Most of the show’s pleasure comes from the opportunity it gives to marinate yourself in Keener, Schwimmer, Sedaris, and Isaac’s performances. Homecoming is, and I don’t mean this uncharitably, essentially a series of intriguing scene work strung together with makeshift narrative threads. The characters are mostly presented in pairs, and the action plays out in a consistent stream of negotiation, transaction, mind games, and verbal combat. (Very rarely are there pure conversations.) Keener matches up with a casual Isaac, effervescent with chemistry. Sedaris squares off with Schwimmer, and later Jonze. Most of the cast gets solid individual moments — even Michael Cera gets a moment to express fiery agita — but it is Schwimmer’s performance that truly stands out. His verbal style, perpetually soaked in a sense of desperation, acutely embodies two intertwining themes that run throughout the show: gaslighting and shitty men. It’s shocking, really, just how potently Schwimmer’s performance evokes the feeling of the consuming political coverage in 2017, in which every rational cell in your brain is being assaulted by the words, actions, and emotions of one man.
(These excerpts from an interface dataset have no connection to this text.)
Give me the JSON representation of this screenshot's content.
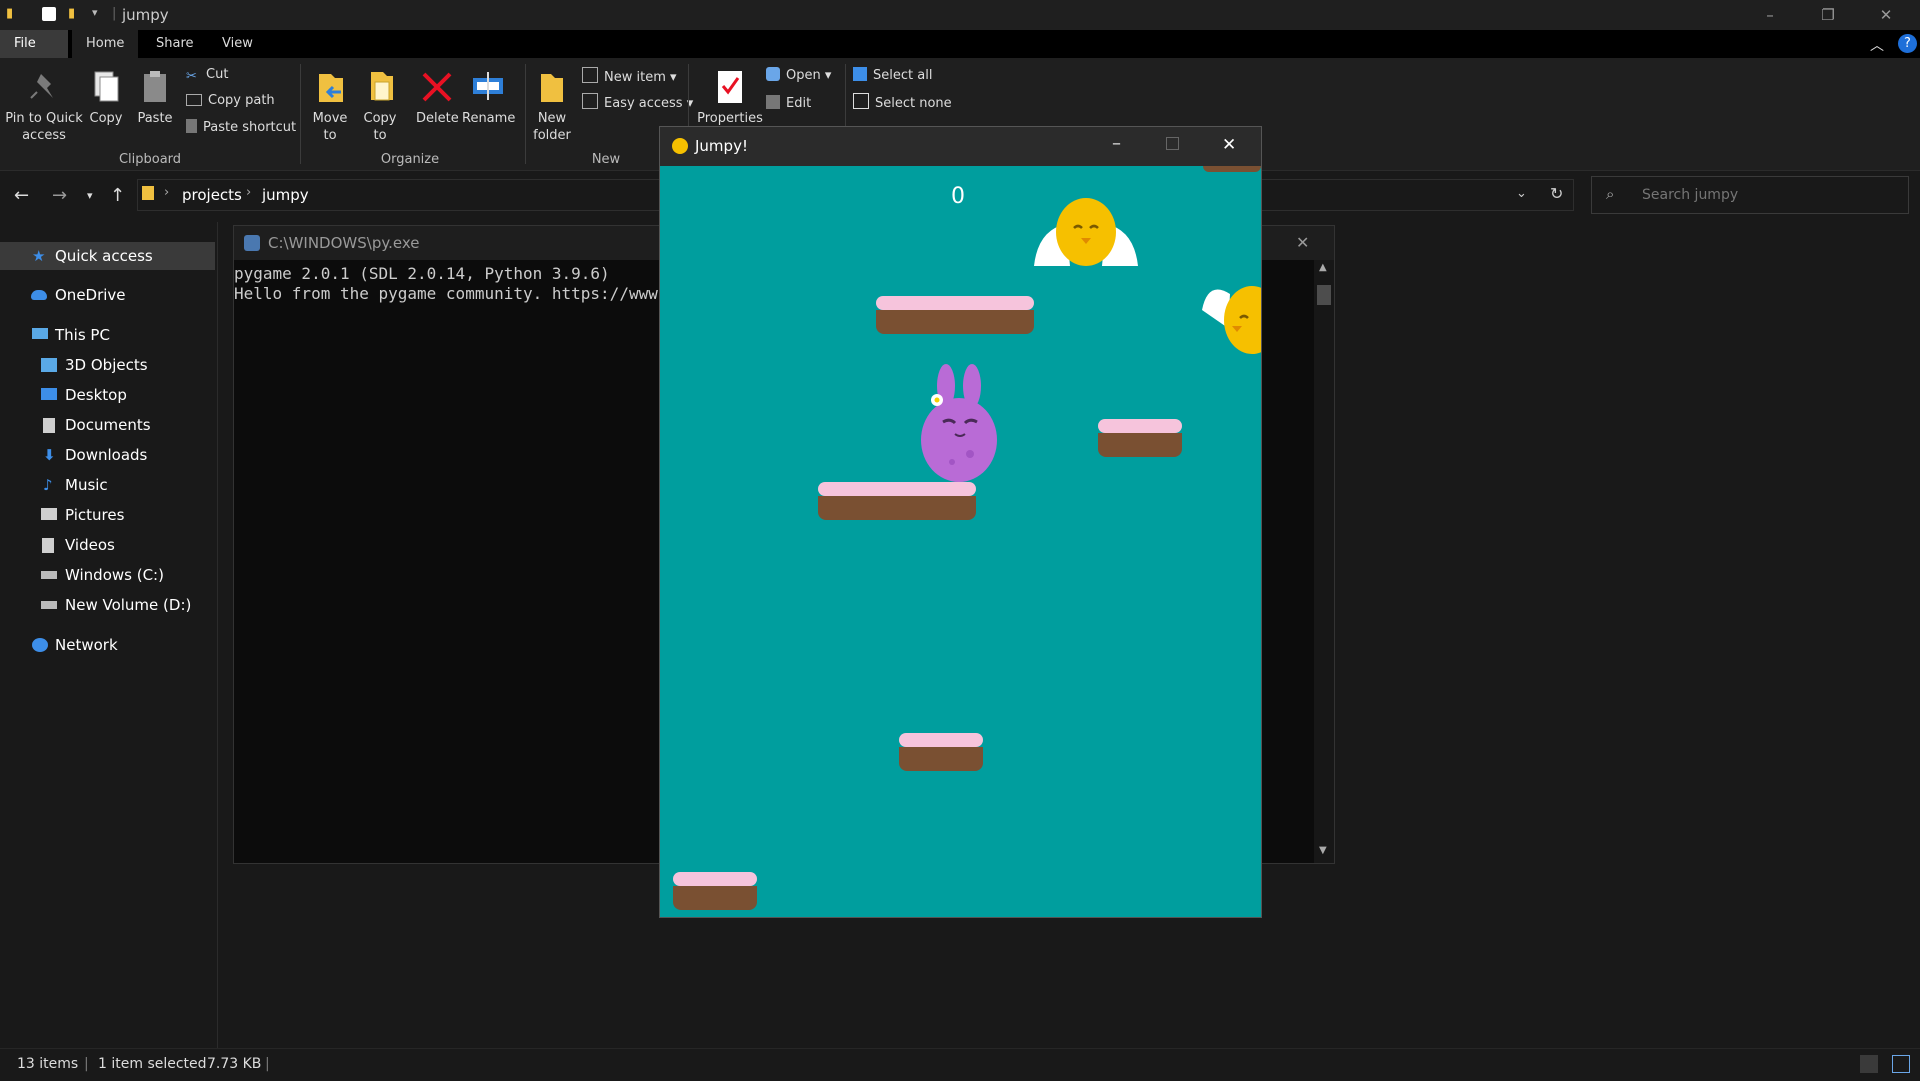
{
  "titlebar": {
    "title": "jumpy",
    "minimize": "–",
    "restore": "❐",
    "close": "✕"
  },
  "ribbon_tabs": [
    "File",
    "Home",
    "Share",
    "View"
  ],
  "ribbon": {
    "clipboard": {
      "pin_label": "Pin to Quick access",
      "copy_label": "Copy",
      "paste_label": "Paste",
      "cut_label": "Cut",
      "copy_path_label": "Copy path",
      "paste_shortcut_label": "Paste shortcut",
      "group_label": "Clipboard"
    },
    "organize": {
      "move_to_label": "Move to",
      "copy_to_label": "Copy to",
      "delete_label": "Delete",
      "rename_label": "Rename",
      "group_label": "Organize"
    },
    "new": {
      "new_folder_label": "New folder",
      "new_item_label": "New item",
      "easy_access_label": "Easy access",
      "group_label": "New"
    },
    "open": {
      "properties_label": "Properties",
      "open_label": "Open",
      "edit_label": "Edit"
    },
    "select": {
      "select_all_label": "Select all",
      "select_none_label": "Select none"
    }
  },
  "address": {
    "crumbs": [
      "projects",
      "jumpy"
    ],
    "search_placeholder": "Search jumpy"
  },
  "sidebar": {
    "items": [
      {
        "label": "Quick access",
        "icon": "star-icon",
        "color": "#3d8ee8"
      },
      {
        "label": "OneDrive",
        "icon": "cloud-icon",
        "color": "#3d8ee8"
      },
      {
        "label": "This PC",
        "icon": "computer-icon",
        "color": "#5aa9e6"
      },
      {
        "label": "3D Objects",
        "icon": "cube-icon",
        "color": "#5aa9e6"
      },
      {
        "label": "Desktop",
        "icon": "desktop-icon",
        "color": "#3d8ee8"
      },
      {
        "label": "Documents",
        "icon": "document-icon",
        "color": "#cfcfcf"
      },
      {
        "label": "Downloads",
        "icon": "download-icon",
        "color": "#3d8ee8"
      },
      {
        "label": "Music",
        "icon": "music-icon",
        "color": "#3d8ee8"
      },
      {
        "label": "Pictures",
        "icon": "picture-icon",
        "color": "#cfcfcf"
      },
      {
        "label": "Videos",
        "icon": "video-icon",
        "color": "#cfcfcf"
      },
      {
        "label": "Windows (C:)",
        "icon": "drive-icon",
        "color": "#bbbbbb"
      },
      {
        "label": "New Volume (D:)",
        "icon": "drive-icon",
        "color": "#bbbbbb"
      },
      {
        "label": "Network",
        "icon": "network-icon",
        "color": "#3d8ee8"
      }
    ]
  },
  "console": {
    "title": "C:\\WINDOWS\\py.exe",
    "lines": [
      "pygame 2.0.1 (SDL 2.0.14, Python 3.9.6)",
      "Hello from the pygame community. https://www.pyg"
    ]
  },
  "game": {
    "title": "Jumpy!",
    "score": "0",
    "colors": {
      "sky": "#009e9e",
      "frosting": "#f6c4dc",
      "dirt": "#7a5032",
      "bunny": "#b96bd6",
      "chick": "#f6c000"
    }
  },
  "status": {
    "items_count": "13 items",
    "selected": "1 item selected",
    "size": "7.73 KB"
  }
}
Gimlet bills the show as an “experimental-fiction podcast,” and most of that experimentation is funneled through its adventures in linearity and scene reality. The story primarily unfolds through a patchwork of conversations — a mélange of phone calls, therapy recordings, and overheard discussions — that makes voyeurs out of listeners (in somewhat pleasing fashion), and the device strangely works way more than it should. But the narrative presentation also tries to play with time, crisscrossing between multiple temporal points with a disorienting narrative abruptness, and it is here that the show’s impressionistic experimentation proves occasionally insurmountable. The show asks you to do the work and pay close attention to every detail, every uttered line — some of which are hard to discern given the sound design’s emphasis on sonic realism (the production is stacked with ambient sound, ranging widely from a gurgling fish tank to the crackle of poor phone reception). But the gambit ends up drawing attention to the fundamental tension in storytelling that’s meant to be formally transgressive: to what extent are audiences supposed to rise to an occasion, and to what extent should they be guided?
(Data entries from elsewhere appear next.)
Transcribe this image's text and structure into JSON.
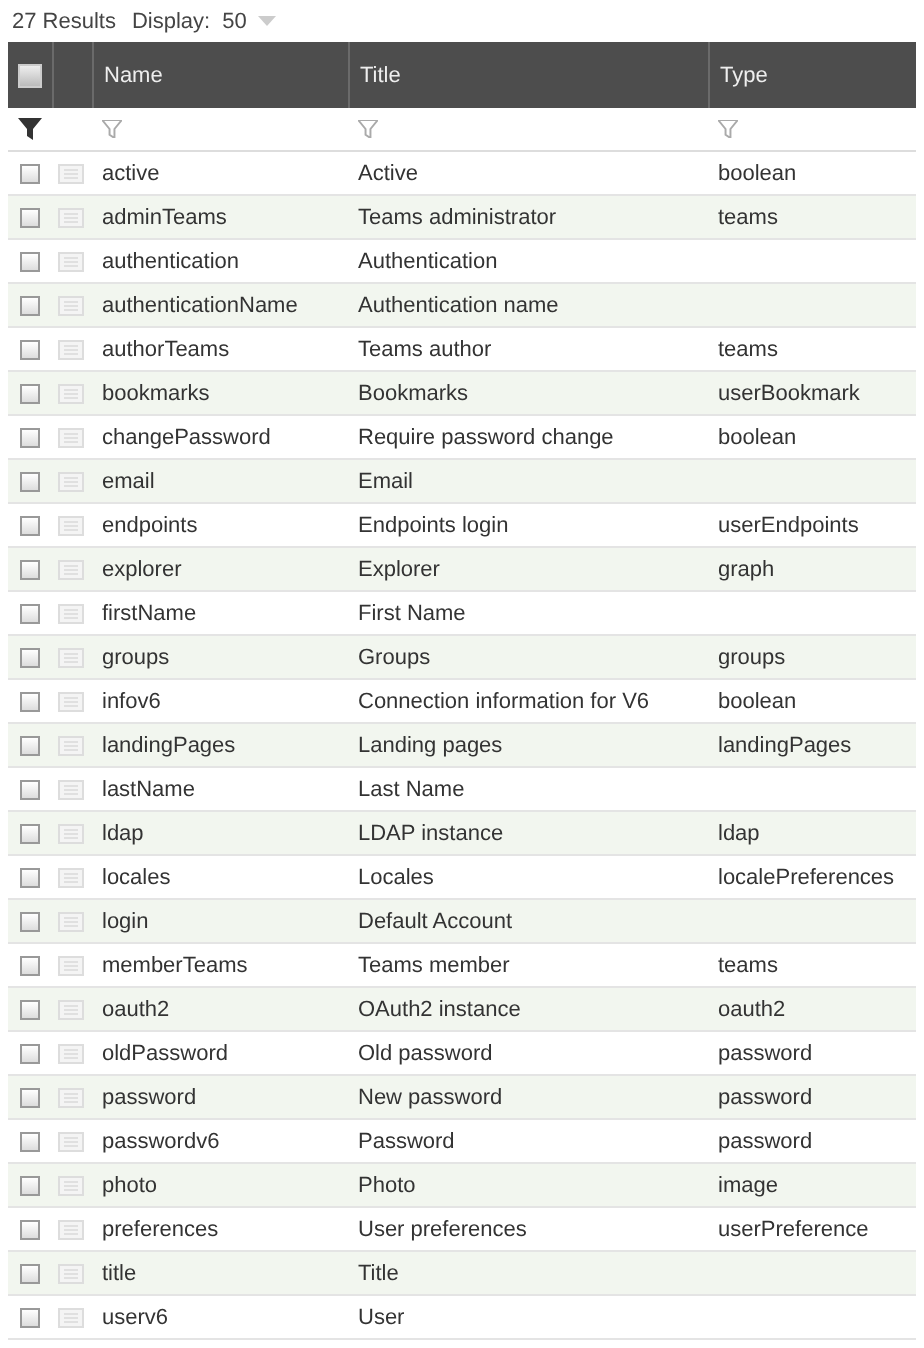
{
  "toolbar": {
    "results": "27 Results",
    "display_label": "Display:",
    "display_value": "50"
  },
  "table": {
    "select_all": {
      "checked": false
    },
    "columns": [
      "Name",
      "Title",
      "Type"
    ],
    "rows": [
      {
        "name": "active",
        "title": "Active",
        "type": "boolean",
        "checked": false
      },
      {
        "name": "adminTeams",
        "title": "Teams administrator",
        "type": "teams",
        "checked": false
      },
      {
        "name": "authentication",
        "title": "Authentication",
        "type": "",
        "checked": false
      },
      {
        "name": "authenticationName",
        "title": "Authentication name",
        "type": "",
        "checked": false
      },
      {
        "name": "authorTeams",
        "title": "Teams author",
        "type": "teams",
        "checked": false
      },
      {
        "name": "bookmarks",
        "title": "Bookmarks",
        "type": "userBookmark",
        "checked": false
      },
      {
        "name": "changePassword",
        "title": "Require password change",
        "type": "boolean",
        "checked": false
      },
      {
        "name": "email",
        "title": "Email",
        "type": "",
        "checked": false
      },
      {
        "name": "endpoints",
        "title": "Endpoints login",
        "type": "userEndpoints",
        "checked": false
      },
      {
        "name": "explorer",
        "title": "Explorer",
        "type": "graph",
        "checked": false
      },
      {
        "name": "firstName",
        "title": "First Name",
        "type": "",
        "checked": false
      },
      {
        "name": "groups",
        "title": "Groups",
        "type": "groups",
        "checked": false
      },
      {
        "name": "infov6",
        "title": "Connection information for V6",
        "type": "boolean",
        "checked": false
      },
      {
        "name": "landingPages",
        "title": "Landing pages",
        "type": "landingPages",
        "checked": false
      },
      {
        "name": "lastName",
        "title": "Last Name",
        "type": "",
        "checked": false
      },
      {
        "name": "ldap",
        "title": "LDAP instance",
        "type": "ldap",
        "checked": false
      },
      {
        "name": "locales",
        "title": "Locales",
        "type": "localePreferences",
        "checked": false
      },
      {
        "name": "login",
        "title": "Default Account",
        "type": "",
        "checked": false
      },
      {
        "name": "memberTeams",
        "title": "Teams member",
        "type": "teams",
        "checked": false
      },
      {
        "name": "oauth2",
        "title": "OAuth2 instance",
        "type": "oauth2",
        "checked": false
      },
      {
        "name": "oldPassword",
        "title": "Old password",
        "type": "password",
        "checked": false
      },
      {
        "name": "password",
        "title": "New password",
        "type": "password",
        "checked": false
      },
      {
        "name": "passwordv6",
        "title": "Password",
        "type": "password",
        "checked": false
      },
      {
        "name": "photo",
        "title": "Photo",
        "type": "image",
        "checked": false
      },
      {
        "name": "preferences",
        "title": "User preferences",
        "type": "userPreference",
        "checked": false
      },
      {
        "name": "title",
        "title": "Title",
        "type": "",
        "checked": false
      },
      {
        "name": "userv6",
        "title": "User",
        "type": "",
        "checked": false
      }
    ]
  }
}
That sense of disorientation is further exacerbated by the creative team’s decision to eschew any guiding narration. The non-narrated format is a technique that you’d almost exclusively find employed among documentary podcasts, most prominently by the history-oriented Radio Diaries and the more aggressively ambitious Love+Radio (which often exploits the non-narration to blur the lines between fact and fiction to powerful effect). But both those shows still had the benefit of relying on the interview format as a key, giving audiences a framework that they’re already familiar with to justify the experience of a nonconventional structure. Homecoming, in contrast, has no such key, seemingly opting to present itself as an enigma whose enigmatism is justification enough. This is slightly less of a problem in this second season, which is decidedly more conventional than the first, but some troublesome stylistic tics are nonetheless held over.
Not that such structural tinkering should be discouraged, of course. The modern audio drama remains way too reliant on skeuomorphism, too tethered to analogs and facsimiles of old radio formats. And so Homecoming should be commended for trying out a few novel additions to the vocabulary of audio drama; if only they had a story, and a plot, worth testing its new inventions. As it stands, Homecoming’s main contribution to the form is the way it attends to the following operational question, one untested until the debut of its first season: Will the quality of an audio drama change when you stock it with performers of an extremely high level? The answer is most definitely yes, wonderfully so.